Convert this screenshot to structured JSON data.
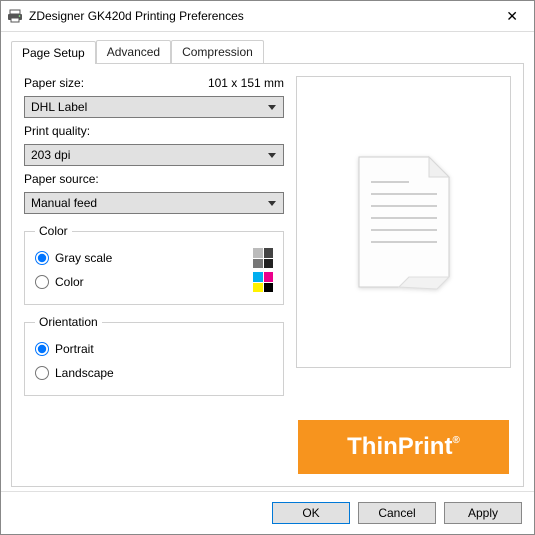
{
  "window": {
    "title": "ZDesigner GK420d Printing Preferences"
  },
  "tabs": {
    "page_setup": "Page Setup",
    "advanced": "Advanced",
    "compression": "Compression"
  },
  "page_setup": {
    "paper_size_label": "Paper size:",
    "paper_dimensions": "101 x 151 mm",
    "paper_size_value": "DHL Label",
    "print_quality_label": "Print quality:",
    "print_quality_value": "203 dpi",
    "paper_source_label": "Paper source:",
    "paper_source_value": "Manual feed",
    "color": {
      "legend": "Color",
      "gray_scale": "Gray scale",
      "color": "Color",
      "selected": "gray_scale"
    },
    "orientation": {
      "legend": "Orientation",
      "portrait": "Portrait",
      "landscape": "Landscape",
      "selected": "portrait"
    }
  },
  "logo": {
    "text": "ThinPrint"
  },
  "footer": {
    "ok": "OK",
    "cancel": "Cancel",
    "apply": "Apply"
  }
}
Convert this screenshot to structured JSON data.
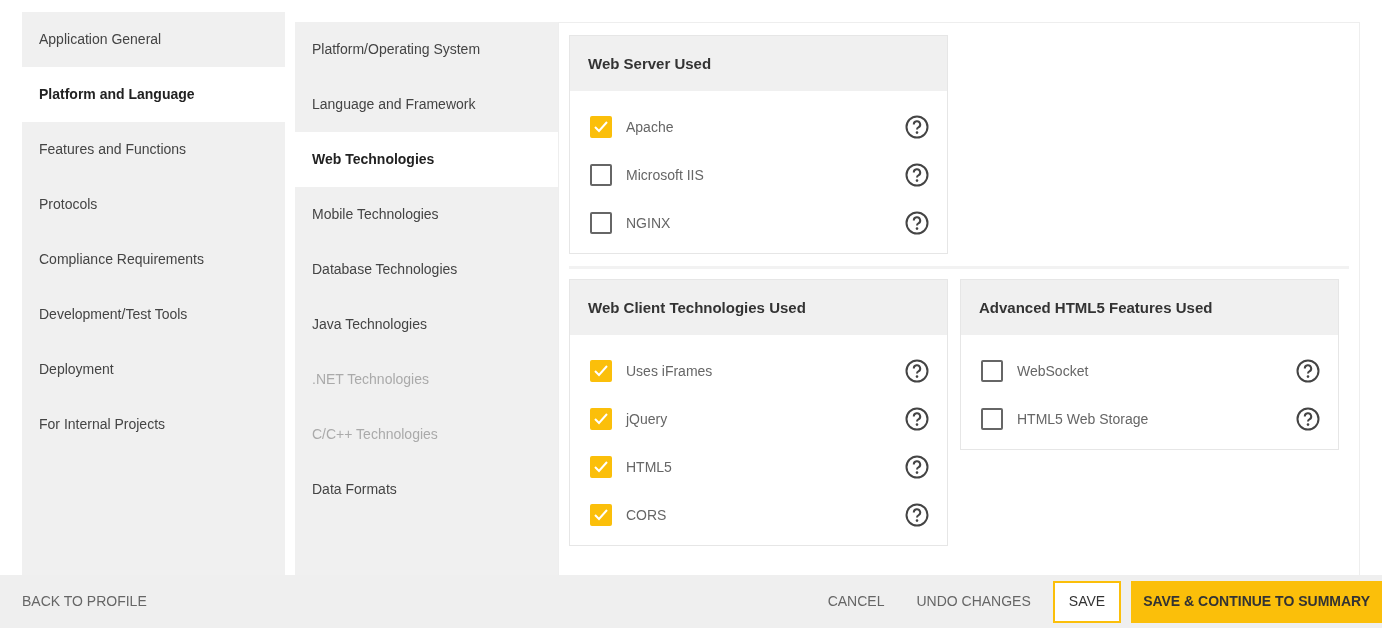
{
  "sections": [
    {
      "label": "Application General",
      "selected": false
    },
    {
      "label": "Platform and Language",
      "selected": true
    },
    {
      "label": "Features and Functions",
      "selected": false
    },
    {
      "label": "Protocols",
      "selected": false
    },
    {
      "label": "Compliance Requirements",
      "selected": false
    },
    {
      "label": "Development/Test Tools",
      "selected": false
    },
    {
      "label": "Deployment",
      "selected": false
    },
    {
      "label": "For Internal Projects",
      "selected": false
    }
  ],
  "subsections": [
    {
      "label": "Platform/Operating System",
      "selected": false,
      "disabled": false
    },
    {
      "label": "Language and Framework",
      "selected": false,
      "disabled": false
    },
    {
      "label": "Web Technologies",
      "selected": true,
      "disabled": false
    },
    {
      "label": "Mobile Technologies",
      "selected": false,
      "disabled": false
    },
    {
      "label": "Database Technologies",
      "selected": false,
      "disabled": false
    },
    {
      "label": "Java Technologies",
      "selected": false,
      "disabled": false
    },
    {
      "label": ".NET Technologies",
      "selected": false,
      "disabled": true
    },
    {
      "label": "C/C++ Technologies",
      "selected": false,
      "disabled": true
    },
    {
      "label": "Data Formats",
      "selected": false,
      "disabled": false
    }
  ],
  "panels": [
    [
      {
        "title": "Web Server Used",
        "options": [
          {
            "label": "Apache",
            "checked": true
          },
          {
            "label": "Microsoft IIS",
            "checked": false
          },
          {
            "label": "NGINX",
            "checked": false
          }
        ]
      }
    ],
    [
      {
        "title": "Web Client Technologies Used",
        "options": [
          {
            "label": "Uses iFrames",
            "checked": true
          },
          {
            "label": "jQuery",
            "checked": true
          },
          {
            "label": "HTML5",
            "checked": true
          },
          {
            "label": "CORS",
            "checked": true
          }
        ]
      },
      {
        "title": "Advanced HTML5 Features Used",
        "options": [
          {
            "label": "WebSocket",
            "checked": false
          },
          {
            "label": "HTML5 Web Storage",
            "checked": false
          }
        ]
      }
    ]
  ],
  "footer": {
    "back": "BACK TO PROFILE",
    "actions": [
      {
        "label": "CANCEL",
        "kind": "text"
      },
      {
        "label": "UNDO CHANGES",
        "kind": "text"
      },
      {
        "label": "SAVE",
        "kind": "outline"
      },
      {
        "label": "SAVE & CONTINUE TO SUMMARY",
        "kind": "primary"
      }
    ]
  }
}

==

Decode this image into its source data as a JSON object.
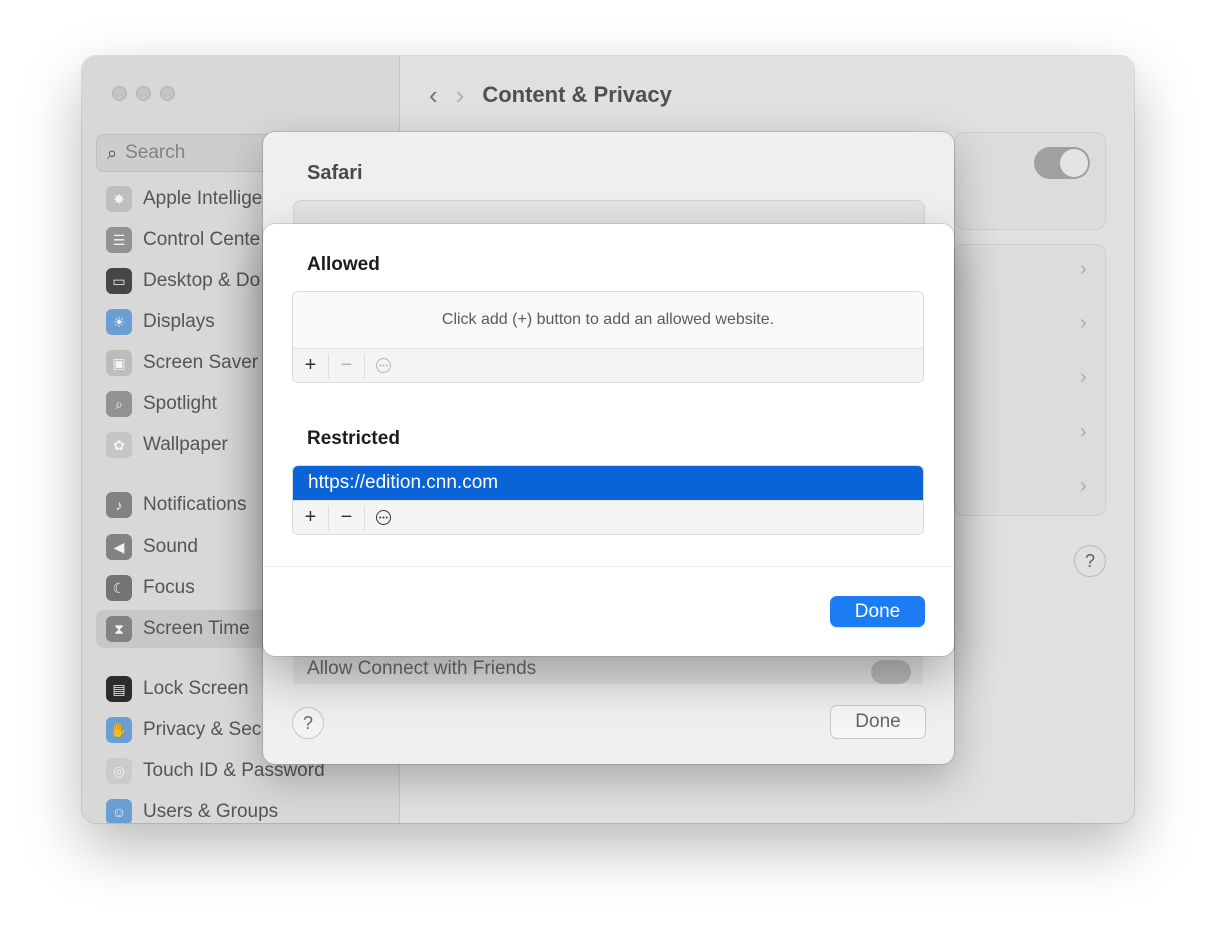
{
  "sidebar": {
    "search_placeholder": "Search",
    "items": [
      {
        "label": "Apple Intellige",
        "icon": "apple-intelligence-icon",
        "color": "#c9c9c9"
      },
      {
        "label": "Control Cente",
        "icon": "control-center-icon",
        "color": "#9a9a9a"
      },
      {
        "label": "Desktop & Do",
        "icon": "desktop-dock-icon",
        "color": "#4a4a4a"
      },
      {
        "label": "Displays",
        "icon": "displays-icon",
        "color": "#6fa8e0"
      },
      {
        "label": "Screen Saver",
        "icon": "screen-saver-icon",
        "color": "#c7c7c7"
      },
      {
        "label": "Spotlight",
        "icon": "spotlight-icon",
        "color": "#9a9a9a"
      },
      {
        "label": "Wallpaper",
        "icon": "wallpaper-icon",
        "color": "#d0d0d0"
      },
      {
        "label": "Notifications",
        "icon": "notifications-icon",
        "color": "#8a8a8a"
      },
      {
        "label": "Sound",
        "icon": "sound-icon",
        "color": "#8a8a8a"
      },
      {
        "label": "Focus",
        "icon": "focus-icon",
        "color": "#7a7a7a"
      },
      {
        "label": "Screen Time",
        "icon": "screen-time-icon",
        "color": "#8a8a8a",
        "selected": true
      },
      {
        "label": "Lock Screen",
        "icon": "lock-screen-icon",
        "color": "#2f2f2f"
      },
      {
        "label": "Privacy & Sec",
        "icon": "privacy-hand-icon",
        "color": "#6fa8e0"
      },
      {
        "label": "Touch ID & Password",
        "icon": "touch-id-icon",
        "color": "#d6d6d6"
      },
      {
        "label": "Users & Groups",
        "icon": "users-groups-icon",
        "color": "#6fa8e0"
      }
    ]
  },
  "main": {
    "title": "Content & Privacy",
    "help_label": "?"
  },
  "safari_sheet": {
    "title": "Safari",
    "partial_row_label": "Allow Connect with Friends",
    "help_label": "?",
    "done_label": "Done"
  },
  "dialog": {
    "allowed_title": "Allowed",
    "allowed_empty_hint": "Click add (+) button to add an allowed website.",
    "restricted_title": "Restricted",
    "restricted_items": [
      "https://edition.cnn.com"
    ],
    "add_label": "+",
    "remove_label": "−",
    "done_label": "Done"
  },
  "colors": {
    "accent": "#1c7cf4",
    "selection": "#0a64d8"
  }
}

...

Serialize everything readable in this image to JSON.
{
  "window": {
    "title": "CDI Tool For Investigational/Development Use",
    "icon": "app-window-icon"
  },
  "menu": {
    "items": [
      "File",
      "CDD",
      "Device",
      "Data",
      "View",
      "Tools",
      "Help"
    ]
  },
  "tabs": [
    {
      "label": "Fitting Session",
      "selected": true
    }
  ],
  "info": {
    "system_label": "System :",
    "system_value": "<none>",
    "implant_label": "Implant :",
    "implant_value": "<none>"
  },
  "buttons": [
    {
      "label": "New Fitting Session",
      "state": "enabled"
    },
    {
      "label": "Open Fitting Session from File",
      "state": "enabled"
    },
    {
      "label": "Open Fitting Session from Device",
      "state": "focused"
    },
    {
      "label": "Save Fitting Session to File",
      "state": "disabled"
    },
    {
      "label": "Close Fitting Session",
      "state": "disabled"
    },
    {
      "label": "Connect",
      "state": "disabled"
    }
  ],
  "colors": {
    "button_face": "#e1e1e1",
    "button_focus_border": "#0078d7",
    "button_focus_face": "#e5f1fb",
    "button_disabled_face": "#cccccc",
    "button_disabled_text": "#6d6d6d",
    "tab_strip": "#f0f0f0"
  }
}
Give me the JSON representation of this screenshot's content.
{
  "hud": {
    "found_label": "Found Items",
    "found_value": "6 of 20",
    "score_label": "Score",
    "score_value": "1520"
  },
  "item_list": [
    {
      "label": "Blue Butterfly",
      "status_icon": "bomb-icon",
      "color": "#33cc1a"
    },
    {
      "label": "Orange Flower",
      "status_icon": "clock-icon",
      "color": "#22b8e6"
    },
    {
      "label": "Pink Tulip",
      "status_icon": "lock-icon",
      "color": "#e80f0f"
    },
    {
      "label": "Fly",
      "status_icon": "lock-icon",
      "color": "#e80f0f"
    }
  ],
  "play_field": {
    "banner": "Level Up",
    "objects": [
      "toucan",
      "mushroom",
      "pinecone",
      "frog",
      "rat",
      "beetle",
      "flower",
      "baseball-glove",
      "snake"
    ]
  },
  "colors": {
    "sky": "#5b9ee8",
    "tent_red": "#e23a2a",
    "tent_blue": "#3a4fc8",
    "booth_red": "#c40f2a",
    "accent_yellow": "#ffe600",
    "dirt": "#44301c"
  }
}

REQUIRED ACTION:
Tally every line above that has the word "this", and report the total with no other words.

EXERCISE OUTPUT:
5